The Anglo-Saxon period (410 – 1066) saw the area divided into two major areas: Lindsey to the north and Kesteven to the south. The area of North Lincolnshire covered parts of both and was known as ‘Langrage’ or ‘Longridge Wapentake’, derived from Old English for a district under its own laws.

Norman Times

In 1086, William the Conqueror commissioned the writing of the Domesday Book which recorded information about every piece of land in England. At this time North Lincolnshire was split between two lordships; Roger de Busli held Barton-upon-Humber and Epworth while William de Warenne held the land that would become Scunthorpe and Crowle. The area soon became part of the Honour of Bolingbroke, a large estate which was built up by Henry II.

The Middle Ages

In 1337 Edward III declared war on France which led to a period known as the Hundred Years War (1337 – 1453). During this time North Lincolnshire saw an influx of population as people fled from other areas to avoid being conscripted into military service. This growth continued until the late 15th century when it is estimated that between 10% and 20% of the population died due to famine or disease.

The Early Modern Period

By the early 16th century North Lincolnshire had become a predominantly agricultural area. The enclosure of common land and the introduction of new farming methods led to increased productivity and population growth. By the mid-17th century, almost all of the area was under cultivation.

Industrial Revolution

In 1836 iron ore was discovered in North Lincolnshire which prompted an industrial boom in the area. The newly formed Scunthorpe Iron Company built several blast furnaces and forges which produced iron products such as railway lines, ships' anchors and armour plating.

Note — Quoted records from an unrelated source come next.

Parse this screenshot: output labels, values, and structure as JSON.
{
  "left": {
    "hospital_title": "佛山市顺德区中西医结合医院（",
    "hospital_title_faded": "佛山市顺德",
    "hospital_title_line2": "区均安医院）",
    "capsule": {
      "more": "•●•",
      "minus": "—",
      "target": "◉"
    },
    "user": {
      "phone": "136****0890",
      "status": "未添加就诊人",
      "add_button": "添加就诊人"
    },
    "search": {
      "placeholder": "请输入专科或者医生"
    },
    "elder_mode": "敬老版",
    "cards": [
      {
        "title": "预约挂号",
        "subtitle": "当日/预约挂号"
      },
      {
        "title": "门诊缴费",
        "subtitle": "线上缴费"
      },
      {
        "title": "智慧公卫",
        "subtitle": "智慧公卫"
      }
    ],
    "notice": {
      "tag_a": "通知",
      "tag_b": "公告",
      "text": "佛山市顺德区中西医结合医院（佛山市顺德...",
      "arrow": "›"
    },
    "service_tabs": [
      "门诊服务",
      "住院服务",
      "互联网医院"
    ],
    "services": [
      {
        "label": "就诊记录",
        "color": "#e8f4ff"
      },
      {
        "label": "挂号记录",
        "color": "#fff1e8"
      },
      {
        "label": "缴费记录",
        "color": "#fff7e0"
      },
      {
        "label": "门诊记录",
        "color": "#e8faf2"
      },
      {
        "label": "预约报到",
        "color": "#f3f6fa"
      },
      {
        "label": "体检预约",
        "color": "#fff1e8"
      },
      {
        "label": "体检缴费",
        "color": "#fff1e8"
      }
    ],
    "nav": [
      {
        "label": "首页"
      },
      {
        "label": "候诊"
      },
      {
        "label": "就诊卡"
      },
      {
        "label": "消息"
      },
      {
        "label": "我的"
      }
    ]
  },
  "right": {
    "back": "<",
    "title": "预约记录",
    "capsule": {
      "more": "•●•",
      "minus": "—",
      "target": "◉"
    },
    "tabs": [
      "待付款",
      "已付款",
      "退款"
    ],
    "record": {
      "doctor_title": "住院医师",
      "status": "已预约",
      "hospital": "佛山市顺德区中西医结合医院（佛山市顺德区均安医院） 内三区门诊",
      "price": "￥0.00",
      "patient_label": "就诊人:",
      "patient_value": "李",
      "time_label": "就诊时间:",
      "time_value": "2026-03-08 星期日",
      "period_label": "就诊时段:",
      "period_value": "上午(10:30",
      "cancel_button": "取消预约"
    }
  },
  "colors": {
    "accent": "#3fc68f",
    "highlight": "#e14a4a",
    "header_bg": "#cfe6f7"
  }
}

Modern Times

The last hundred years have seen the area become increasingly urbanised. The post-war period saw a significant increase in population and the construction of new industries, housing estates, schools and leisure facilities. Today North Lincolnshire is a diverse, vibrant and prosperous area.